MATERIAL SUPPLIED:
=== Section Start ===

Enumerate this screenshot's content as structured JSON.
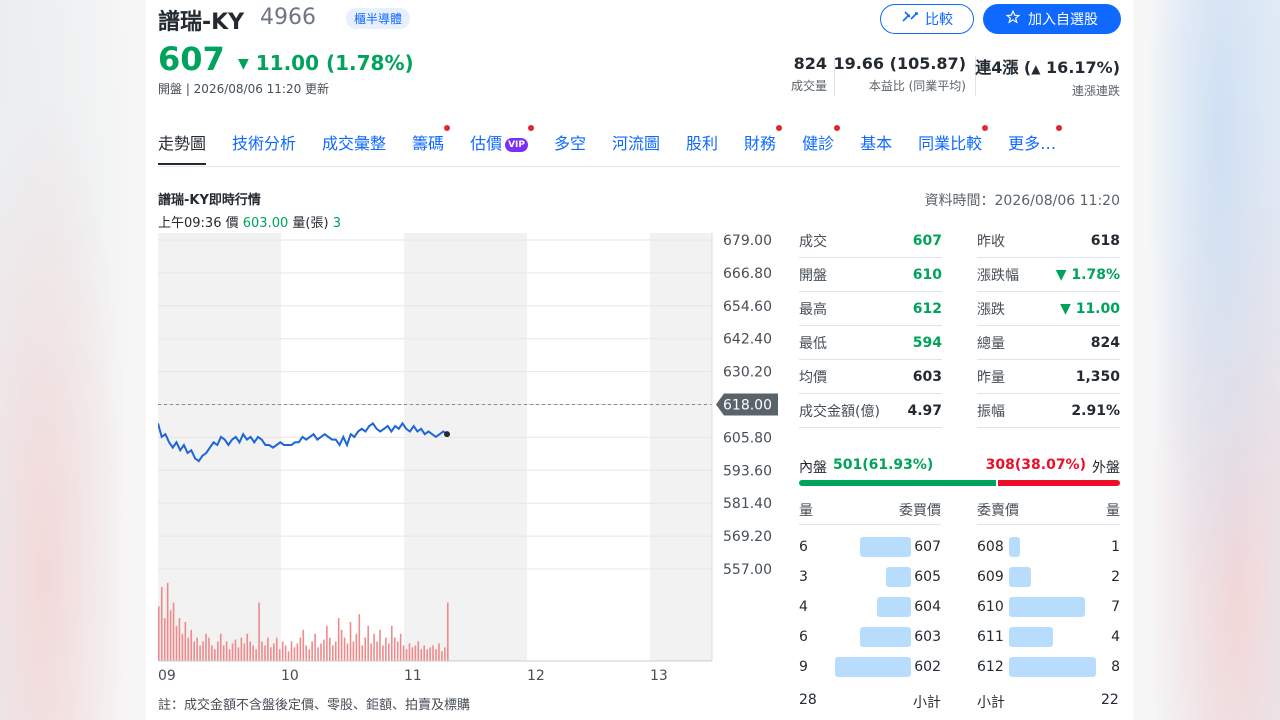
{
  "header": {
    "name": "譜瑞-KY",
    "ticker": "4966",
    "tag": "櫃半導體",
    "compare_label": "比較",
    "watchlist_label": "加入自選股"
  },
  "quote": {
    "price": "607",
    "change": "11.00 (1.78%)",
    "open_line": "開盤 | 2026/08/06 11:20 更新"
  },
  "stats": [
    {
      "value": "824",
      "label": "成交量"
    },
    {
      "value": "19.66 (105.87)",
      "label": "本益比 (同業平均)"
    },
    {
      "value": "連4漲 (",
      "value2": "16.17%)",
      "label": "連漲連跌"
    }
  ],
  "tabs": [
    {
      "label": "走勢圖",
      "active": true,
      "dot": false
    },
    {
      "label": "技術分析",
      "dot": false
    },
    {
      "label": "成交彙整",
      "dot": false
    },
    {
      "label": "籌碼",
      "dot": true
    },
    {
      "label": "估價",
      "dot": true,
      "vip": "VIP"
    },
    {
      "label": "多空",
      "dot": false
    },
    {
      "label": "河流圖",
      "dot": false
    },
    {
      "label": "股利",
      "dot": false
    },
    {
      "label": "財務",
      "dot": true
    },
    {
      "label": "健診",
      "dot": true
    },
    {
      "label": "基本",
      "dot": false
    },
    {
      "label": "同業比較",
      "dot": true
    },
    {
      "label": "更多…",
      "dot": true
    }
  ],
  "section": {
    "title": "譜瑞-KY即時行情",
    "data_time": "資料時間：2026/08/06 11:20",
    "tooltip_time": "上午09:36",
    "tooltip_price_label": "價",
    "tooltip_price": "603.00",
    "tooltip_vol_label": "量(張)",
    "tooltip_vol": "3"
  },
  "chart_data": {
    "type": "line",
    "x_ticks": [
      "09",
      "10",
      "11",
      "12",
      "13"
    ],
    "y_ticks": [
      "679.00",
      "666.80",
      "654.60",
      "642.40",
      "630.20",
      "618.00",
      "605.80",
      "593.60",
      "581.40",
      "569.20",
      "557.00"
    ],
    "ylim": [
      557.0,
      679.0
    ],
    "reference_price": "618.00",
    "price_series": [
      611,
      606,
      607,
      604,
      602,
      604,
      601,
      603,
      600,
      601,
      598,
      597,
      599,
      600,
      602,
      604,
      603,
      606,
      605,
      603,
      605,
      606,
      604,
      607,
      605,
      606,
      604,
      606,
      605,
      603,
      603,
      602,
      603,
      604,
      603,
      603,
      603,
      604,
      604,
      606,
      605,
      606,
      607,
      605,
      606,
      607,
      606,
      605,
      605,
      603,
      606,
      603,
      607,
      606,
      608,
      609,
      608,
      610,
      611,
      609,
      608,
      609,
      610,
      608,
      610,
      609,
      611,
      609,
      608,
      610,
      608,
      609,
      607,
      608,
      607,
      606,
      607,
      608,
      607
    ],
    "volume_series": [
      28,
      38,
      22,
      40,
      26,
      30,
      18,
      22,
      14,
      20,
      12,
      16,
      10,
      12,
      8,
      10,
      14,
      12,
      8,
      6,
      10,
      14,
      8,
      10,
      6,
      9,
      11,
      7,
      12,
      9,
      14,
      10,
      8,
      6,
      30,
      10,
      8,
      12,
      7,
      9,
      12,
      6,
      10,
      8,
      5,
      10,
      7,
      9,
      12,
      16,
      8,
      6,
      10,
      14,
      7,
      9,
      11,
      18,
      12,
      8,
      10,
      22,
      16,
      12,
      9,
      20,
      10,
      14,
      24,
      8,
      12,
      18,
      9,
      14,
      10,
      16,
      8,
      12,
      9,
      18,
      12,
      10,
      14,
      8,
      6,
      9,
      7,
      8,
      10,
      6,
      8,
      6,
      7,
      8,
      6,
      9,
      5,
      7,
      30
    ],
    "volume_max": 40
  },
  "quote_table": [
    {
      "k1": "成交",
      "v1": "607",
      "c1": "green",
      "k2": "昨收",
      "v2": "618",
      "c2": "dark"
    },
    {
      "k1": "開盤",
      "v1": "610",
      "c1": "green",
      "k2": "漲跌幅",
      "v2": "▼ 1.78%",
      "c2": "green"
    },
    {
      "k1": "最高",
      "v1": "612",
      "c1": "green",
      "k2": "漲跌",
      "v2": "▼ 11.00",
      "c2": "green"
    },
    {
      "k1": "最低",
      "v1": "594",
      "c1": "green",
      "k2": "總量",
      "v2": "824",
      "c2": "dark"
    },
    {
      "k1": "均價",
      "v1": "603",
      "c1": "dark",
      "k2": "昨量",
      "v2": "1,350",
      "c2": "dark"
    },
    {
      "k1": "成交金額(億)",
      "v1": "4.97",
      "c1": "dark",
      "k2": "振幅",
      "v2": "2.91%",
      "c2": "dark"
    }
  ],
  "inout": {
    "in_label": "內盤",
    "in_value": "501(61.93%)",
    "out_value": "308(38.07%)",
    "out_label": "外盤",
    "in_ratio": 0.6193
  },
  "orderbook": {
    "bid_head_qty": "量",
    "bid_head_price": "委買價",
    "ask_head_price": "委賣價",
    "ask_head_qty": "量",
    "bids": [
      {
        "qty": "6",
        "price": "607",
        "q": 6
      },
      {
        "qty": "3",
        "price": "605",
        "q": 3
      },
      {
        "qty": "4",
        "price": "604",
        "q": 4
      },
      {
        "qty": "6",
        "price": "603",
        "q": 6
      },
      {
        "qty": "9",
        "price": "602",
        "q": 9
      }
    ],
    "asks": [
      {
        "price": "608",
        "qty": "1",
        "q": 1
      },
      {
        "price": "609",
        "qty": "2",
        "q": 2
      },
      {
        "price": "610",
        "qty": "7",
        "q": 7
      },
      {
        "price": "611",
        "qty": "4",
        "q": 4
      },
      {
        "price": "612",
        "qty": "8",
        "q": 8
      }
    ],
    "bid_total": "28",
    "bid_total_label": "小計",
    "ask_total_label": "小計",
    "ask_total": "22"
  },
  "footnote": "註：成交金額不含盤後定價、零股、鉅額、拍賣及標購",
  "colors": {
    "up": "#eb0f29",
    "down": "#00a35c",
    "accent": "#0f69ff",
    "line": "#1d65d8"
  }
}
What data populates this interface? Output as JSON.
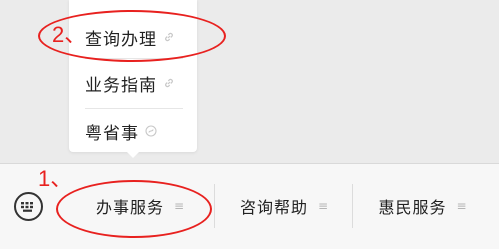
{
  "popup_menu": {
    "items": [
      {
        "label": "查询办理",
        "icon": "link-icon"
      },
      {
        "label": "业务指南",
        "icon": "link-icon"
      },
      {
        "label": "粤省事",
        "icon": "mini-program-icon"
      }
    ]
  },
  "tabbar": {
    "keyboard_icon": "keyboard-icon",
    "tabs": [
      {
        "label": "办事服务",
        "icon": "menu-icon"
      },
      {
        "label": "咨询帮助",
        "icon": "menu-icon"
      },
      {
        "label": "惠民服务",
        "icon": "menu-icon"
      }
    ]
  },
  "annotations": {
    "marker_1": "1、",
    "marker_2": "2、",
    "color": "#e8211f"
  }
}
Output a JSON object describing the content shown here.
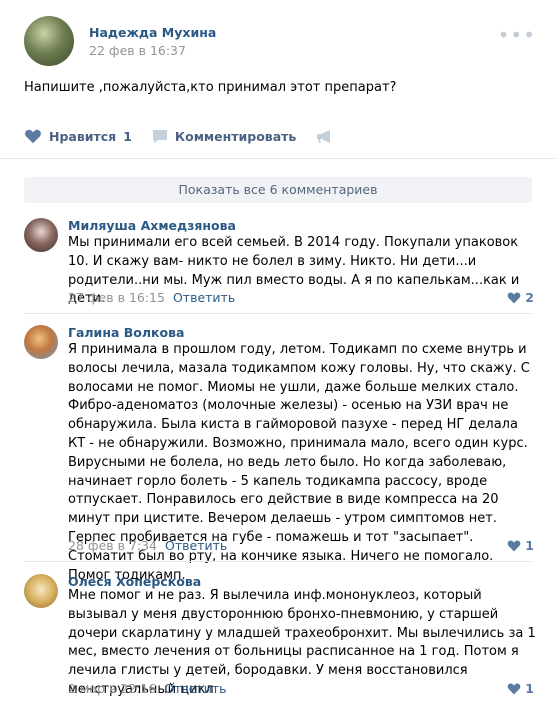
{
  "post": {
    "author": "Надежда Мухина",
    "date": "22 фев в 16:37",
    "text": "Напишите ,пожалуйста,кто принимал этот препарат?",
    "like_label": "Нравится",
    "like_count": "1",
    "comment_label": "Комментировать"
  },
  "show_all_label": "Показать все 6 комментариев",
  "comments": [
    {
      "author": "Миляуша Ахмедзянова",
      "text": "Мы принимали его всей семьей. В 2014 году. Покупали упаковок 10. И скажу вам- никто не болел в зиму. Никто. Ни дети...и родители..ни мы. Муж пил вместо воды. А я по капелькам...как и дети.",
      "date": "27 фев в 16:15",
      "reply": "Ответить",
      "likes": "2"
    },
    {
      "author": "Галина Волкова",
      "text": "Я принимала в прошлом году, летом. Тодикамп по схеме внутрь и волосы лечила, мазала тодикампом кожу головы. Ну, что скажу. С волосами не помог. Миомы не ушли, даже больше мелких стало. Фибро-аденоматоз (молочные железы) - осенью на УЗИ врач не обнаружила. Была киста в гайморовой пазухе - перед НГ делала КТ - не обнаружили. Возможно, принимала мало, всего один курс. Вирусными не болела, но ведь лето было. Но когда заболеваю, начинает горло болеть - 5 капель тодикампа рассосу, вроде отпускает. Понравилось его действие в виде компресса на 20 минут при цистите. Вечером делаешь - утром симптомов нет. Герпес пробивается на губе - помажешь и тот \"засыпает\". Стоматит был во рту, на кончике языка. Ничего не помогало. Помог тодикамп.",
      "date": "28 фев в 7:34",
      "reply": "Ответить",
      "likes": "1"
    },
    {
      "author": "Олеся Хоперскова",
      "text": "Мне помог и не раз. Я вылечила инф.мононуклеоз, который вызывал у меня двустороннюю бронхо-пневмонию, у старшей дочери скарлатину у младшей трахеобронхит. Мы вылечились за 1 мес, вместо лечения от больницы расписанное на 1 год. Потом я лечила глисты у детей, бородавки. У меня восстановился менструальный цикл",
      "date": "2 мар в 22:16",
      "reply": "Ответить",
      "likes": "1"
    }
  ],
  "colors": {
    "link": "#2a5885",
    "meta": "#939393",
    "icon": "#5b7ba0",
    "divider": "#e7e8ec",
    "show_all_bg": "#f0f2f5"
  }
}
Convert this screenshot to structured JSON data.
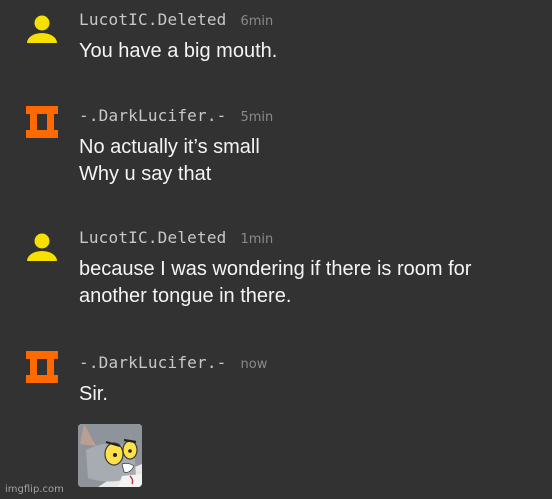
{
  "messages": [
    {
      "username": "LucotIC.Deleted",
      "time": "6min",
      "avatar": "yellow-person-icon",
      "lines": [
        "You have a big mouth."
      ]
    },
    {
      "username": "-.DarkLucifer.-",
      "time": "5min",
      "avatar": "orange-block-icon",
      "lines": [
        "No actually it’s small",
        "Why u say that"
      ]
    },
    {
      "username": "LucotIC.Deleted",
      "time": "1min",
      "avatar": "yellow-person-icon",
      "lines": [
        "because I was wondering if there is room for",
        "another tongue in there."
      ]
    },
    {
      "username": "-.DarkLucifer.-",
      "time": "now",
      "avatar": "orange-block-icon",
      "lines": [
        "Sir."
      ],
      "attachment": "shocked-cat-sticker"
    }
  ],
  "watermark": "imgflip.com",
  "colors": {
    "background": "#323232",
    "yellow_avatar": "#f5e000",
    "orange_avatar": "#ff6a00"
  }
}
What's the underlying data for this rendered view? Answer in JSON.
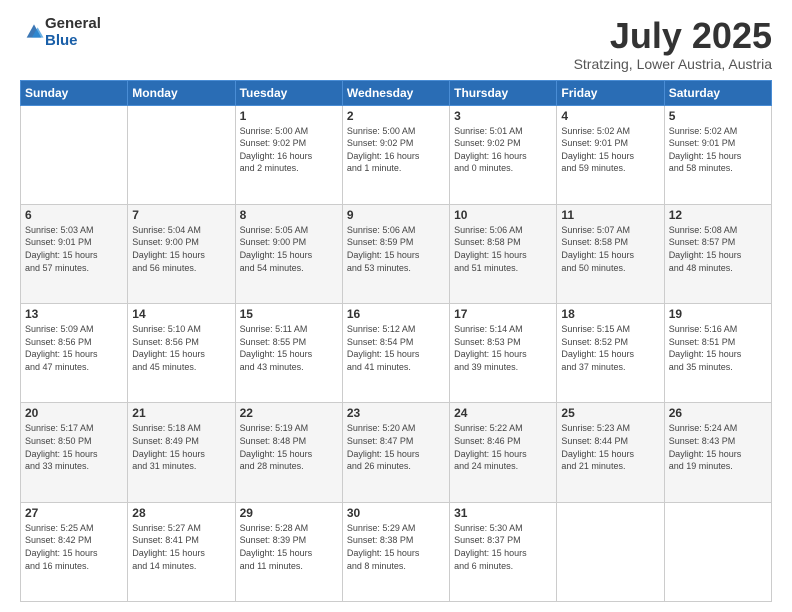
{
  "header": {
    "logo": {
      "general": "General",
      "blue": "Blue"
    },
    "title": "July 2025",
    "location": "Stratzing, Lower Austria, Austria"
  },
  "weekdays": [
    "Sunday",
    "Monday",
    "Tuesday",
    "Wednesday",
    "Thursday",
    "Friday",
    "Saturday"
  ],
  "weeks": [
    [
      {
        "day": "",
        "info": ""
      },
      {
        "day": "",
        "info": ""
      },
      {
        "day": "1",
        "info": "Sunrise: 5:00 AM\nSunset: 9:02 PM\nDaylight: 16 hours\nand 2 minutes."
      },
      {
        "day": "2",
        "info": "Sunrise: 5:00 AM\nSunset: 9:02 PM\nDaylight: 16 hours\nand 1 minute."
      },
      {
        "day": "3",
        "info": "Sunrise: 5:01 AM\nSunset: 9:02 PM\nDaylight: 16 hours\nand 0 minutes."
      },
      {
        "day": "4",
        "info": "Sunrise: 5:02 AM\nSunset: 9:01 PM\nDaylight: 15 hours\nand 59 minutes."
      },
      {
        "day": "5",
        "info": "Sunrise: 5:02 AM\nSunset: 9:01 PM\nDaylight: 15 hours\nand 58 minutes."
      }
    ],
    [
      {
        "day": "6",
        "info": "Sunrise: 5:03 AM\nSunset: 9:01 PM\nDaylight: 15 hours\nand 57 minutes."
      },
      {
        "day": "7",
        "info": "Sunrise: 5:04 AM\nSunset: 9:00 PM\nDaylight: 15 hours\nand 56 minutes."
      },
      {
        "day": "8",
        "info": "Sunrise: 5:05 AM\nSunset: 9:00 PM\nDaylight: 15 hours\nand 54 minutes."
      },
      {
        "day": "9",
        "info": "Sunrise: 5:06 AM\nSunset: 8:59 PM\nDaylight: 15 hours\nand 53 minutes."
      },
      {
        "day": "10",
        "info": "Sunrise: 5:06 AM\nSunset: 8:58 PM\nDaylight: 15 hours\nand 51 minutes."
      },
      {
        "day": "11",
        "info": "Sunrise: 5:07 AM\nSunset: 8:58 PM\nDaylight: 15 hours\nand 50 minutes."
      },
      {
        "day": "12",
        "info": "Sunrise: 5:08 AM\nSunset: 8:57 PM\nDaylight: 15 hours\nand 48 minutes."
      }
    ],
    [
      {
        "day": "13",
        "info": "Sunrise: 5:09 AM\nSunset: 8:56 PM\nDaylight: 15 hours\nand 47 minutes."
      },
      {
        "day": "14",
        "info": "Sunrise: 5:10 AM\nSunset: 8:56 PM\nDaylight: 15 hours\nand 45 minutes."
      },
      {
        "day": "15",
        "info": "Sunrise: 5:11 AM\nSunset: 8:55 PM\nDaylight: 15 hours\nand 43 minutes."
      },
      {
        "day": "16",
        "info": "Sunrise: 5:12 AM\nSunset: 8:54 PM\nDaylight: 15 hours\nand 41 minutes."
      },
      {
        "day": "17",
        "info": "Sunrise: 5:14 AM\nSunset: 8:53 PM\nDaylight: 15 hours\nand 39 minutes."
      },
      {
        "day": "18",
        "info": "Sunrise: 5:15 AM\nSunset: 8:52 PM\nDaylight: 15 hours\nand 37 minutes."
      },
      {
        "day": "19",
        "info": "Sunrise: 5:16 AM\nSunset: 8:51 PM\nDaylight: 15 hours\nand 35 minutes."
      }
    ],
    [
      {
        "day": "20",
        "info": "Sunrise: 5:17 AM\nSunset: 8:50 PM\nDaylight: 15 hours\nand 33 minutes."
      },
      {
        "day": "21",
        "info": "Sunrise: 5:18 AM\nSunset: 8:49 PM\nDaylight: 15 hours\nand 31 minutes."
      },
      {
        "day": "22",
        "info": "Sunrise: 5:19 AM\nSunset: 8:48 PM\nDaylight: 15 hours\nand 28 minutes."
      },
      {
        "day": "23",
        "info": "Sunrise: 5:20 AM\nSunset: 8:47 PM\nDaylight: 15 hours\nand 26 minutes."
      },
      {
        "day": "24",
        "info": "Sunrise: 5:22 AM\nSunset: 8:46 PM\nDaylight: 15 hours\nand 24 minutes."
      },
      {
        "day": "25",
        "info": "Sunrise: 5:23 AM\nSunset: 8:44 PM\nDaylight: 15 hours\nand 21 minutes."
      },
      {
        "day": "26",
        "info": "Sunrise: 5:24 AM\nSunset: 8:43 PM\nDaylight: 15 hours\nand 19 minutes."
      }
    ],
    [
      {
        "day": "27",
        "info": "Sunrise: 5:25 AM\nSunset: 8:42 PM\nDaylight: 15 hours\nand 16 minutes."
      },
      {
        "day": "28",
        "info": "Sunrise: 5:27 AM\nSunset: 8:41 PM\nDaylight: 15 hours\nand 14 minutes."
      },
      {
        "day": "29",
        "info": "Sunrise: 5:28 AM\nSunset: 8:39 PM\nDaylight: 15 hours\nand 11 minutes."
      },
      {
        "day": "30",
        "info": "Sunrise: 5:29 AM\nSunset: 8:38 PM\nDaylight: 15 hours\nand 8 minutes."
      },
      {
        "day": "31",
        "info": "Sunrise: 5:30 AM\nSunset: 8:37 PM\nDaylight: 15 hours\nand 6 minutes."
      },
      {
        "day": "",
        "info": ""
      },
      {
        "day": "",
        "info": ""
      }
    ]
  ]
}
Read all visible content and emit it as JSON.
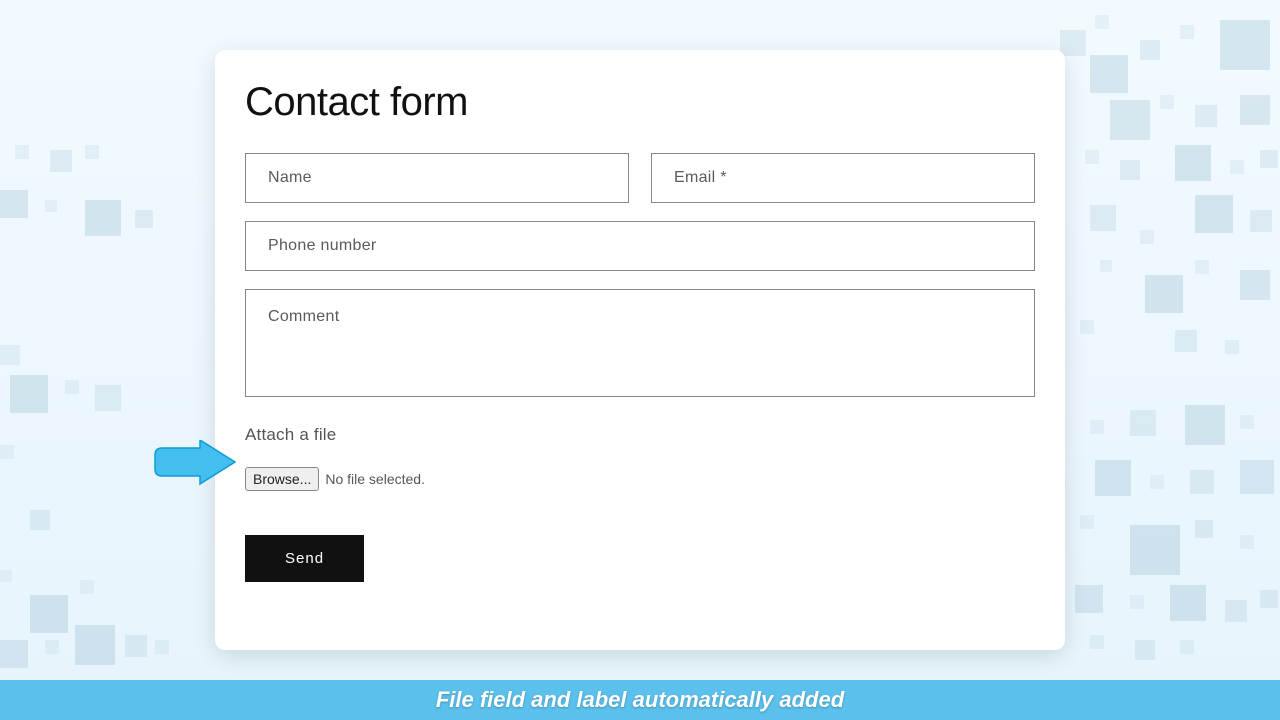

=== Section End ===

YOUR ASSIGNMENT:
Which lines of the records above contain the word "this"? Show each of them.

THE ANSWER:
Enumerate this screenshot's content as structured JSON.
What data populates this interface? Output as JSON.
Convert this screenshot to structured JSON data.
What's the underlying data for this rendered view? Answer in JSON.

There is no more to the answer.